By Chris Rapley and Duncan Macmillan
'An engrossing overview of the most urgent issue of the century' The Times
How has the climate changed in the past?
How is it changing now?
How do we know?
And what kind of a future do we want to create?
Chris Rapley is Professor of Climate Science at University College London. He is a Fellow of St Edmund's College, Cambridge, a Distinguished Visiting Scientist at NASA's Jet Propulsion Laboratory in Pasadena, California, a member of the Academia Europaea, a board member of the Winston Churchill Memorial Trust, Chairman of the European Space Agency Director General's High Level Science Policy Advisory Committee, and Chairman of the London Climate Change Partnership, committed to ensuring London's resilience to climate change.
His previous posts include Director of the Science Museum, London, Director of the British Antarctic Survey and Executive Director of the International Geosphere-Biosphere Programme at the Royal Swedish Academy of Sciences in Stockholm. Before that Professor Rapley established and built up the Earth Observation satellite group at UCL's Mullard Space Science Laboratory.
Professor Rapley was awarded the 2008 Edinburgh Science Medal for having made 'a significant contribution to the understanding and wellbeing of humanity'. He was made a Commander of the British Empire in 2003.
Duncan Macmillan is an award-winning writer and theatre director. His work has been selected for the Festival d'Avignon, Theatertreffen Berlin and the Salzburg Festival. His plays have been staged throughout the world including at the National Theatre, Royal Court, Almeida, Schaubühne Berlin and in London's West End.
- Other details
- Publication date:
18 Jun 2015
- Page count:
2071 is better than good: it is necessary — Guardian
An engrossing overview of the most urgent issue of the century — The Times
Pretty essential if you want a sensible overview on what is happening to our planet — Time Out
Urgent and accessible.
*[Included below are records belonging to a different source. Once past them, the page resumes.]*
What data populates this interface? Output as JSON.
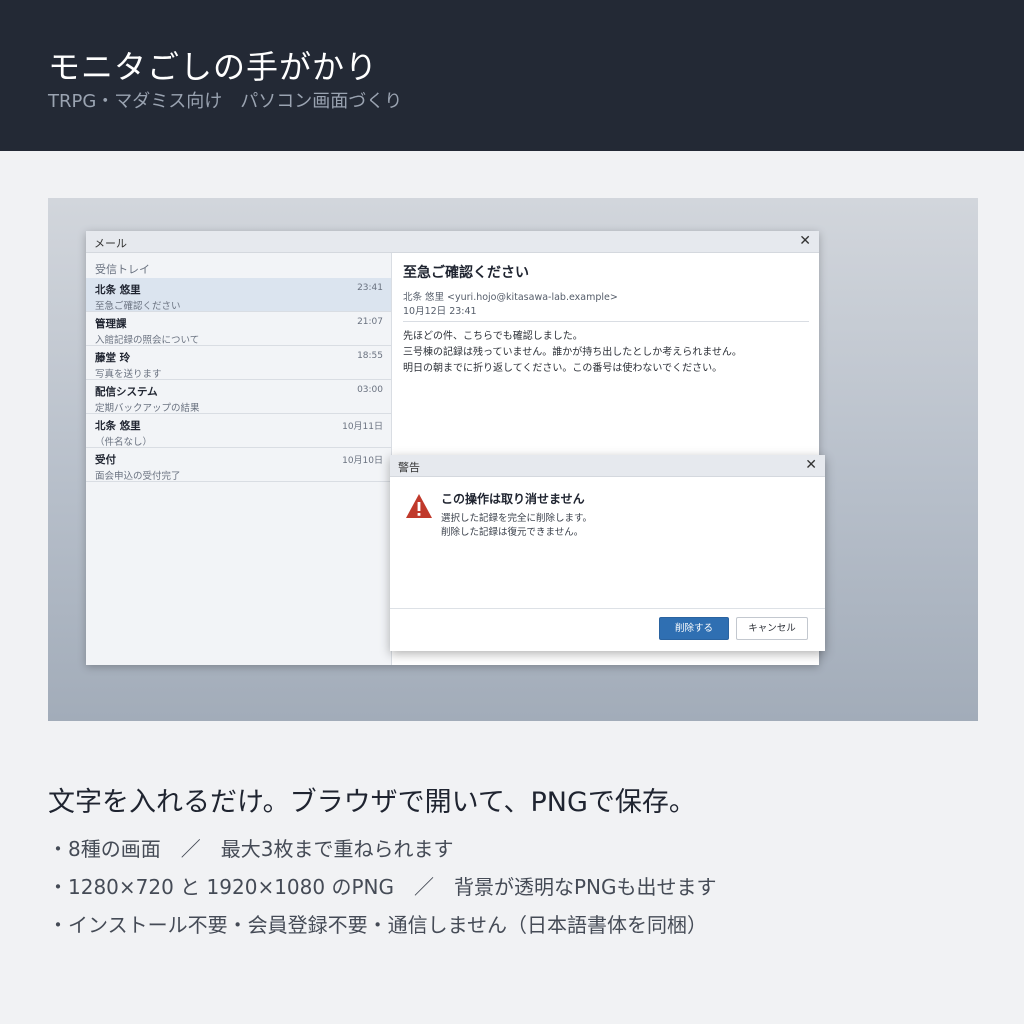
{
  "header": {
    "title": "モニタごしの手がかり",
    "subtitle": "TRPG・マダミス向け　パソコン画面づくり"
  },
  "mail_window": {
    "title": "メール",
    "close_glyph": "✕",
    "list_header": "受信トレイ",
    "items": [
      {
        "from": "北条 悠里",
        "subject": "至急ご確認ください",
        "time": "23:41"
      },
      {
        "from": "管理課",
        "subject": "入館記録の照会について",
        "time": "21:07"
      },
      {
        "from": "藤堂 玲",
        "subject": "写真を送ります",
        "time": "18:55"
      },
      {
        "from": "配信システム",
        "subject": "定期バックアップの結果",
        "time": "03:00"
      },
      {
        "from": "北条 悠里",
        "subject": "（件名なし）",
        "time": "10月11日"
      },
      {
        "from": "受付",
        "subject": "面会申込の受付完了",
        "time": "10月10日"
      }
    ],
    "reading": {
      "subject": "至急ご確認ください",
      "sender": "北条 悠里 <yuri.hojo@kitasawa-lab.example>",
      "date": "10月12日 23:41",
      "lines": [
        "先ほどの件、こちらでも確認しました。",
        "三号棟の記録は残っていません。誰かが持ち出したとしか考えられません。",
        "明日の朝までに折り返してください。この番号は使わないでください。"
      ]
    }
  },
  "dialog": {
    "title": "警告",
    "close_glyph": "✕",
    "icon": "warning-icon",
    "heading": "この操作は取り消せません",
    "lines": [
      "選択した記録を完全に削除します。",
      "削除した記録は復元できません。"
    ],
    "primary_label": "削除する",
    "secondary_label": "キャンセル"
  },
  "headline": "文字を入れるだけ。ブラウザで開いて、PNGで保存。",
  "bullets": [
    "・8種の画面　／　最大3枚まで重ねられます",
    "・1280×720 と 1920×1080 のPNG　／　背景が透明なPNGも出せます",
    "・インストール不要・会員登録不要・通信しません（日本語書体を同梱）"
  ],
  "colors": {
    "header_bg": "#232935",
    "primary_button": "#2f6fb2",
    "warning": "#c0392b",
    "selected_row": "#dbe4ef"
  }
}
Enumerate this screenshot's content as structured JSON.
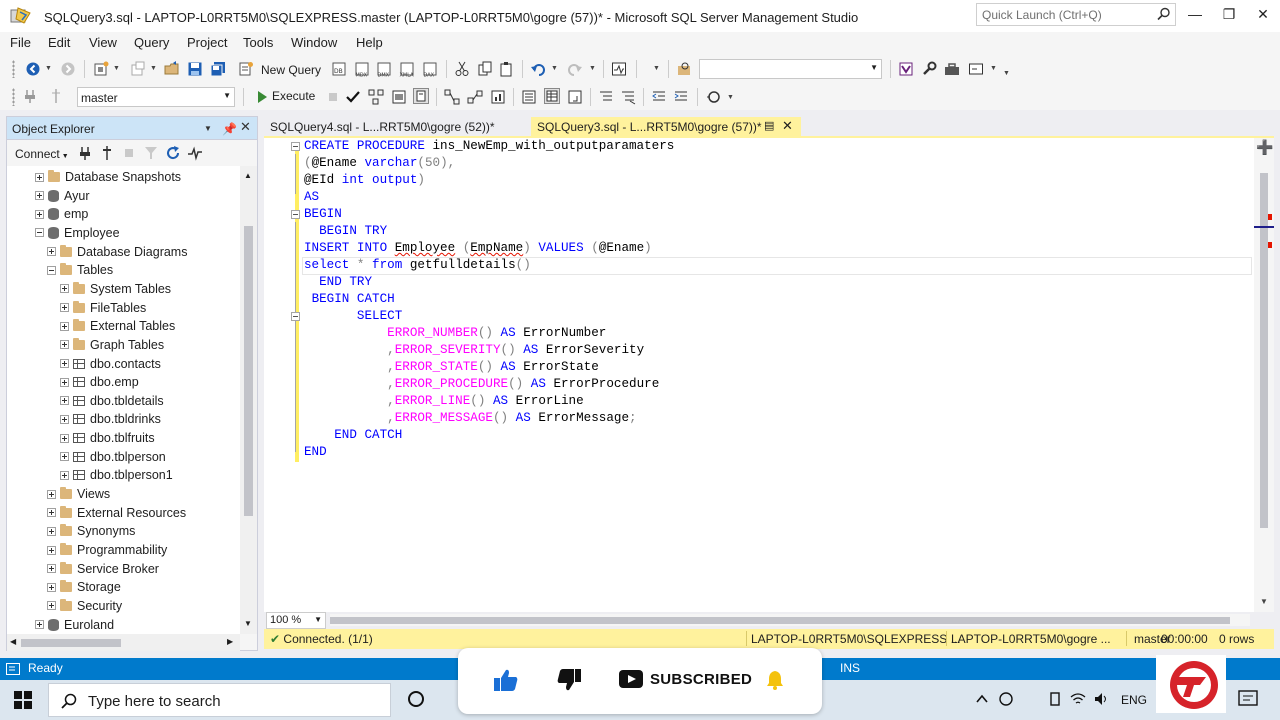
{
  "window": {
    "title": "SQLQuery3.sql - LAPTOP-L0RRT5M0\\SQLEXPRESS.master (LAPTOP-L0RRT5M0\\gogre (57))* - Microsoft SQL Server Management Studio",
    "quick_launch_placeholder": "Quick Launch (Ctrl+Q)"
  },
  "menu": [
    "File",
    "Edit",
    "View",
    "Query",
    "Project",
    "Tools",
    "Window",
    "Help"
  ],
  "toolbar": {
    "new_query": "New Query",
    "database": "master",
    "execute": "Execute"
  },
  "object_explorer": {
    "title": "Object Explorer",
    "connect": "Connect",
    "tree": [
      {
        "label": "Database Snapshots",
        "level": 0,
        "icon": "folder",
        "state": "plus"
      },
      {
        "label": "Ayur",
        "level": 0,
        "icon": "database",
        "state": "plus"
      },
      {
        "label": "emp",
        "level": 0,
        "icon": "database",
        "state": "plus"
      },
      {
        "label": "Employee",
        "level": 0,
        "icon": "database",
        "state": "minus"
      },
      {
        "label": "Database Diagrams",
        "level": 1,
        "icon": "folder",
        "state": "plus"
      },
      {
        "label": "Tables",
        "level": 1,
        "icon": "folder",
        "state": "minus"
      },
      {
        "label": "System Tables",
        "level": 2,
        "icon": "folder",
        "state": "plus"
      },
      {
        "label": "FileTables",
        "level": 2,
        "icon": "folder",
        "state": "plus"
      },
      {
        "label": "External Tables",
        "level": 2,
        "icon": "folder",
        "state": "plus"
      },
      {
        "label": "Graph Tables",
        "level": 2,
        "icon": "folder",
        "state": "plus"
      },
      {
        "label": "dbo.contacts",
        "level": 2,
        "icon": "table",
        "state": "plus"
      },
      {
        "label": "dbo.emp",
        "level": 2,
        "icon": "table",
        "state": "plus"
      },
      {
        "label": "dbo.tbldetails",
        "level": 2,
        "icon": "table",
        "state": "plus"
      },
      {
        "label": "dbo.tbldrinks",
        "level": 2,
        "icon": "table",
        "state": "plus"
      },
      {
        "label": "dbo.tblfruits",
        "level": 2,
        "icon": "table",
        "state": "plus"
      },
      {
        "label": "dbo.tblperson",
        "level": 2,
        "icon": "table",
        "state": "plus"
      },
      {
        "label": "dbo.tblperson1",
        "level": 2,
        "icon": "table",
        "state": "plus"
      },
      {
        "label": "Views",
        "level": 1,
        "icon": "folder",
        "state": "plus"
      },
      {
        "label": "External Resources",
        "level": 1,
        "icon": "folder",
        "state": "plus"
      },
      {
        "label": "Synonyms",
        "level": 1,
        "icon": "folder",
        "state": "plus"
      },
      {
        "label": "Programmability",
        "level": 1,
        "icon": "folder",
        "state": "plus"
      },
      {
        "label": "Service Broker",
        "level": 1,
        "icon": "folder",
        "state": "plus"
      },
      {
        "label": "Storage",
        "level": 1,
        "icon": "folder",
        "state": "plus"
      },
      {
        "label": "Security",
        "level": 1,
        "icon": "folder",
        "state": "plus"
      },
      {
        "label": "Euroland",
        "level": 0,
        "icon": "database",
        "state": "plus"
      }
    ]
  },
  "tabs": {
    "inactive": "SQLQuery4.sql - L...RRT5M0\\gogre (52))*",
    "active": "SQLQuery3.sql - L...RRT5M0\\gogre (57))*"
  },
  "code": {
    "l1_kw": "CREATE PROCEDURE",
    "l1_name": " ins_NewEmp_with_outputparamaters",
    "l2_open": "(",
    "l2_param": "@Ename",
    "l2_type": "varchar",
    "l2_size": "(50),",
    "l3_param": "@EId",
    "l3_type": "int",
    "l3_out": "output",
    "l3_close": ")",
    "l4": "AS",
    "l5": "BEGIN",
    "l6": "BEGIN TRY",
    "l7_kw": "INSERT INTO",
    "l7_table": "Employee",
    "l7_col": "EmpName",
    "l7_values": "VALUES",
    "l7_param": "@Ename",
    "l8_select": "select",
    "l8_star": "*",
    "l8_from": "from",
    "l8_fn": "getfulldetails",
    "l8_parens": "()",
    "l9": "END TRY",
    "l10": "BEGIN CATCH",
    "l11": "SELECT",
    "l12_fn": "ERROR_NUMBER",
    "l12_alias": "ErrorNumber",
    "l13_fn": "ERROR_SEVERITY",
    "l13_alias": "ErrorSeverity",
    "l14_fn": "ERROR_STATE",
    "l14_alias": "ErrorState",
    "l15_fn": "ERROR_PROCEDURE",
    "l15_alias": "ErrorProcedure",
    "l16_fn": "ERROR_LINE",
    "l16_alias": "ErrorLine",
    "l17_fn": "ERROR_MESSAGE",
    "l17_alias": "ErrorMessage",
    "as": "AS",
    "comma": ",",
    "parens": "()",
    "semicolon": ";",
    "l18": "END CATCH",
    "l19": "END"
  },
  "zoom": "100 %",
  "query_status": {
    "connected": "Connected. (1/1)",
    "server": "LAPTOP-L0RRT5M0\\SQLEXPRESS ...",
    "user": "LAPTOP-L0RRT5M0\\gogre ...",
    "database": "master",
    "time": "00:00:00",
    "rows": "0 rows"
  },
  "status": {
    "ready": "Ready",
    "ins": "INS"
  },
  "taskbar": {
    "search_placeholder": "Type here to search",
    "language": "ENG"
  },
  "overlay": {
    "subscribe": "SUBSCRIBED"
  },
  "colors": {
    "status_blue": "#007acc",
    "tab_active": "#fff29d",
    "keyword": "#0000ff",
    "function": "#ff00ff"
  }
}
It's also hard to argue with, and scary. Essential reading ahead of December's key UN Climate Change conference — Evening Standard